Refugee Week 2013 – celebrating our shared history

Last updated June 20, 2013Blog post
Refugee Week 2013 - Celebrating the UK's proud history of supporting refugees

This Refugee Week, we’ve been celebrating the role that refugees have played in British history and heritage.

Even though a recent poll found that 94% of those asked thought young people should learn about refugees’ role in British history, their contribution is often hidden.  No-one seems to know exactly how long refugees have been coming to the UK to seek safety, what they were fleeing from, or how they’ve contributed to our heritage.

We think the UK’s proud tradition of helping victims of persecution should be shouted from the roof tops.  So we were very excited to see this new timeline, produced by Refugee Week.

From third century tribes-people to victims of twenty-first century unrest, there are thousands of stories of sanctuary here.  Here are a few we think you should look at:

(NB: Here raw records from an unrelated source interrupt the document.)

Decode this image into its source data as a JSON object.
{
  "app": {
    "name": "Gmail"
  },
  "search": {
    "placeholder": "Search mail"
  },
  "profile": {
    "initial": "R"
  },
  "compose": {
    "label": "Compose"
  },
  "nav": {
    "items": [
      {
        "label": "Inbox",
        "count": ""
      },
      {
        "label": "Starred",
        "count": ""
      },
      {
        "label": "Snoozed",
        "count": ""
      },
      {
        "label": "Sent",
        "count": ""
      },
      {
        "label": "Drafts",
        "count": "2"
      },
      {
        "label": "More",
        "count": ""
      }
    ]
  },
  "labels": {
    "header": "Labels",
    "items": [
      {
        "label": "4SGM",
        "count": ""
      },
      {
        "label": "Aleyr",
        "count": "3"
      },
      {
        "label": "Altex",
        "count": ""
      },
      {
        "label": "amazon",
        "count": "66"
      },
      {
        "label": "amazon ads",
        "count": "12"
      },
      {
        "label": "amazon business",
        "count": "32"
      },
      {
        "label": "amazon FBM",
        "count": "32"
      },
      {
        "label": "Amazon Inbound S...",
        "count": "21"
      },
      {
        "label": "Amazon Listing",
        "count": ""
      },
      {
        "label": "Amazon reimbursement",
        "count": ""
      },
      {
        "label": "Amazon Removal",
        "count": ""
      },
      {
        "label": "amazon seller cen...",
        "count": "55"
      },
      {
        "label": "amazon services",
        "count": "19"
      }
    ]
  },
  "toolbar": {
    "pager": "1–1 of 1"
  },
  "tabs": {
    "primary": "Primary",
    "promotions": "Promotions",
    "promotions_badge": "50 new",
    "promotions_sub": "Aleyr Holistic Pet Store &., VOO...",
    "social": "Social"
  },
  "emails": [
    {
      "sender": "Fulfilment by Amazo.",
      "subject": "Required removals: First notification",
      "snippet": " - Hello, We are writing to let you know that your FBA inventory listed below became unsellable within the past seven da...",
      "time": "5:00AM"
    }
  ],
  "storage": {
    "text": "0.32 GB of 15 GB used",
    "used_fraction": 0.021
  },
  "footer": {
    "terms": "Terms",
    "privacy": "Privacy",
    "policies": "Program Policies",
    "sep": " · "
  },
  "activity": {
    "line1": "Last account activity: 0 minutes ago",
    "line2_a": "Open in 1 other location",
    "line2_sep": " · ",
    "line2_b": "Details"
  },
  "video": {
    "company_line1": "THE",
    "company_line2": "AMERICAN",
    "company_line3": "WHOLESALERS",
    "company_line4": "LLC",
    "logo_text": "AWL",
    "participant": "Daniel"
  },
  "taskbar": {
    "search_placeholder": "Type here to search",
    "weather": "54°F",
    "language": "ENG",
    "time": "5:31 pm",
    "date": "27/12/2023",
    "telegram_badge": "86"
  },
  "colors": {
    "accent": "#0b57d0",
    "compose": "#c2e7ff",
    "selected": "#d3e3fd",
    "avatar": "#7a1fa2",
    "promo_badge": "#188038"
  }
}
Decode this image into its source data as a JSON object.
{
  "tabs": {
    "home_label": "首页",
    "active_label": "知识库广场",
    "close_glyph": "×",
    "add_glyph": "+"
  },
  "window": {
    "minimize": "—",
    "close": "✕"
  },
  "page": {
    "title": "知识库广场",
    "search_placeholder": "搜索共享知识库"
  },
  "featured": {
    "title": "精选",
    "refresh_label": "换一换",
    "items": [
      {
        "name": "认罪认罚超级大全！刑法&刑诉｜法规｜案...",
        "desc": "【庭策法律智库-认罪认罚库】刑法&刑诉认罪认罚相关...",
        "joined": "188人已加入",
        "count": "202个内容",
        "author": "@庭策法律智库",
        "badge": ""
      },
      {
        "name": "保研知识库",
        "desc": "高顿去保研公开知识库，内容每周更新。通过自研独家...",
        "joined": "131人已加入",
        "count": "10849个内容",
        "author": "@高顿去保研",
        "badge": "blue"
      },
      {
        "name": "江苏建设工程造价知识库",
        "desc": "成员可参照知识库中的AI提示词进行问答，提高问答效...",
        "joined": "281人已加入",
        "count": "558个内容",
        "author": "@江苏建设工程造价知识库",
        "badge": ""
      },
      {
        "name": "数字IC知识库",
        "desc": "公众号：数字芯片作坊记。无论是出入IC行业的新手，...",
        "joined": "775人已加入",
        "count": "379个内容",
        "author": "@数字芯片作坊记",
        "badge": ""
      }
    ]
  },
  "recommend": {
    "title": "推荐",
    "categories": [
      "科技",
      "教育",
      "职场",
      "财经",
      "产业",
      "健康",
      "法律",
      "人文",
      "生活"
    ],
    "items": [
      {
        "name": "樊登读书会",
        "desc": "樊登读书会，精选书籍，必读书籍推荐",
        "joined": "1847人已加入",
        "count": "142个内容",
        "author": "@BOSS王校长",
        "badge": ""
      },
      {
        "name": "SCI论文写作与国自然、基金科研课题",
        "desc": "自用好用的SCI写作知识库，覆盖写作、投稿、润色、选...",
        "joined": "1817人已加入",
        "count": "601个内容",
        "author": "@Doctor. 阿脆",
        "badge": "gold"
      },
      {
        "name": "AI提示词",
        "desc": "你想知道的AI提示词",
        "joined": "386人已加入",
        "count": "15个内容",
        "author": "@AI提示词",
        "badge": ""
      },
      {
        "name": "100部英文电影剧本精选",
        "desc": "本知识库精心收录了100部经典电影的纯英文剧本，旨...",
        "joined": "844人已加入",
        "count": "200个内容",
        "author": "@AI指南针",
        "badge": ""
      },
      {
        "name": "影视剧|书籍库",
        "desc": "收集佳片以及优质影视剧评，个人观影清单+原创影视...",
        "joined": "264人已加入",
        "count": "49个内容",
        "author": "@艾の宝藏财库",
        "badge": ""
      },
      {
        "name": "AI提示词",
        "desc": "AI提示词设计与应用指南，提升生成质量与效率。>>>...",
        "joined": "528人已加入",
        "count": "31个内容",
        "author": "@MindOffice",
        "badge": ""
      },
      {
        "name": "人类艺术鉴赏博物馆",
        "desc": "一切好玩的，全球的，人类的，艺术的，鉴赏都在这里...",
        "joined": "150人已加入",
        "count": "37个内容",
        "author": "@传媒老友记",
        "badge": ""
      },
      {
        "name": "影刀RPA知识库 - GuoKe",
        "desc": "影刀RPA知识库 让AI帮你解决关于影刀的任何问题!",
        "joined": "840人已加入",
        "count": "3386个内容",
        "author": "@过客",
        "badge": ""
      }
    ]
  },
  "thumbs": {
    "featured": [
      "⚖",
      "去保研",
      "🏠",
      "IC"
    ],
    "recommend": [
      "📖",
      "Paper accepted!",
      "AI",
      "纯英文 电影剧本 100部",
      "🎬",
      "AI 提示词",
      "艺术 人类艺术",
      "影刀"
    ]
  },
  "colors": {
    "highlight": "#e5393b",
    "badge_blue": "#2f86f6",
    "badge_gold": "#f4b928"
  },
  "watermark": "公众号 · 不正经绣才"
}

  •  Back in 208 AD, northern tribes-people fleeing unrest in what’s now modern day Scotland found refuge in northern England.
  • In the 17th century, thousands of Huguenot (French Protestant) refugees escaped persecution in France to come to Britain, where they made a huge contribution to our design and textiles industry.
  • We’re rightfully taught about the plight of Jewish refugees during the Second World War.  But did you know some Jewish refugees found safety in the UK as far back as 1656?
  •  In the 1980s, many refugees fleeing persecution in Vietnam were given sanctuary in the UK.  Refugee Action was set up to help them settle in to UK communities.
  •  In the 1990s, refugees from conflicts in Bosnia and Kosovo found temporary refuge in Britain.  Refugee Action ran reception centres for these arrivals, meeting them at the airport and making sure they found a safe place to stay.  We still meet some refugees at the airport today, when they arrived in Britain through the Gateway Protection Programme.

Check out the timeline yourself, and see what you can learn about refugees in the UK.  If you’re a refugee, or your family were refugees, you can even add your own story!  And if you have any questions, feel free to tweet us or visit Refugee Week to find out more.